I can confirm that Pizza Express do a good gluten/dairy free menu. I can especially recommend the raspberry sorbet for dessert; delicious.
After stuffing ourselves with pizza, Laura (from Lifeisabookblog a friend and also my brother’s girlfriend) and I mooched around the shops for a while but to be honest, our hearts weren’t in it. By 8pm Waterstones was closed and a re-imagining of Dolores Umbridge was outside apologising to people wanting to go in. We were excited. Very excited.
We tried to curb the butterflies with some dairy free coffee from Starbucks (made with coconut milk-delicious) while sitting on a bench and ignoring each other while we made blog notes and Tweeted a lot. This is why it’s nice to spend time with another blogger. With normal friends (and by normal I mean those who don’t frantically try and store every amusing or emotional detail of every event in their phones or notebook, to blog about later) I find myself making a very conscious effort not to use my phone for fear of appearing rude or as though I’m not listening. With a fellow blogger she knows I’m listening and recording it all and will write about it later on.
It was while sitting on a bench between Starbucks and Waterstones, sipping a coconut mocha that we noticed the queue. Or distinct lack of it.
We knew that the shop shut at 8, reopened at 10pm to purchase a coupon to be exchanged at midnight for a copy of the book. (Sunday trading laws and all that) but we had expected there to be more people. There wasn’t anyone camping outside the shop, no gaggles of Potternerds taking turns to get the coffees in and nip to the loo while the others held their place in the line. No one brandishing wands and threatening to Avada Kedavra the next person who cut the line. There was no one.

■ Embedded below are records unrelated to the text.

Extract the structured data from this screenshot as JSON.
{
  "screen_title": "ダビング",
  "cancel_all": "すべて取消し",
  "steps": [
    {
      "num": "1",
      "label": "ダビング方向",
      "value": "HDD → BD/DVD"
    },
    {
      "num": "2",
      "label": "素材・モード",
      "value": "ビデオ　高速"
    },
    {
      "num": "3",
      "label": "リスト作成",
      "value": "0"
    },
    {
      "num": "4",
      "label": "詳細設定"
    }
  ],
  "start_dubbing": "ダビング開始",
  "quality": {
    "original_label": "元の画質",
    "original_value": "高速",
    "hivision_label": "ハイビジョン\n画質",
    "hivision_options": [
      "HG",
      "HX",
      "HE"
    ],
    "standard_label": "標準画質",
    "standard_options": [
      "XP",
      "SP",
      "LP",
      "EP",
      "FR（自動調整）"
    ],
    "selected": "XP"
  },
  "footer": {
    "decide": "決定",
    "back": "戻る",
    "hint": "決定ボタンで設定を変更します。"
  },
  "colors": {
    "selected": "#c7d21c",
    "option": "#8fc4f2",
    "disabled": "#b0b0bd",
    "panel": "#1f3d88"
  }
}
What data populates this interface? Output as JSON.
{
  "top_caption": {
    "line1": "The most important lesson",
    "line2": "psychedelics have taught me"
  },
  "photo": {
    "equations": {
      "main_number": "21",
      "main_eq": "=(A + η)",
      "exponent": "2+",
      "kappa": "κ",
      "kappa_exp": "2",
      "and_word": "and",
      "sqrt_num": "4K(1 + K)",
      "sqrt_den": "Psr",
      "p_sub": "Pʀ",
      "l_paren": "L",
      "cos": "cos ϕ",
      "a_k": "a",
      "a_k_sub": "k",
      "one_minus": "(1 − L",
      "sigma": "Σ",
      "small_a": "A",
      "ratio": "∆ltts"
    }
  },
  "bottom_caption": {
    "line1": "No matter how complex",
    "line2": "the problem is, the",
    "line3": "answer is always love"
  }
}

This both disappointed and excited us all at once. Could we be the first people in Manchester to get our hands on the book? But where were all the other Potter fans? Just as we were about to head the loo before setting up camp outside the shop our faith in Potterdom was restored. Two little witches in robes with wands and brooms were heading down the stairs with their mums. They looked amazing.
At 10pm the shop opened and we were about 20th in the queue, we were given our coupons and directed to our home for the next two hours – right by dog training, weddings and cooking. We settled down on the floor and chatted to our queue neighbours, Tweeted, read and took turns to mooch about the shop. Slowly it filled up and by 10.30 there was about 200 people in the shop.
The staff went the extra mile to keep us happy. We did a Potter quiz, ate Haribo, drank orange squash and watched as the Sorting Hat sorted the children into their Houses. (Laura and I did want to be sorted just to make sure we were in the right Houses – shes a Hufflepuff and I’m a Slytherin – but we resisted.)
Finally, after the excitement of the night it was almost time. There was a countdown, we all sang Happy Birthday to Harry Potter and at 12.03 I exchanged my coupon for my book. Happy happy happy.
The problem I now face is how quickly to read it. I’m already 97 pages in and I can say it’s brilliant. Absolutely brilliant. But I know that once I’ve read it, it’s gone. Any book lover will know the grief of finishing a book and desperately wishing you could go back and read it anew.
So, Potter fans, I hope The Cursed Child is everything you want it to be.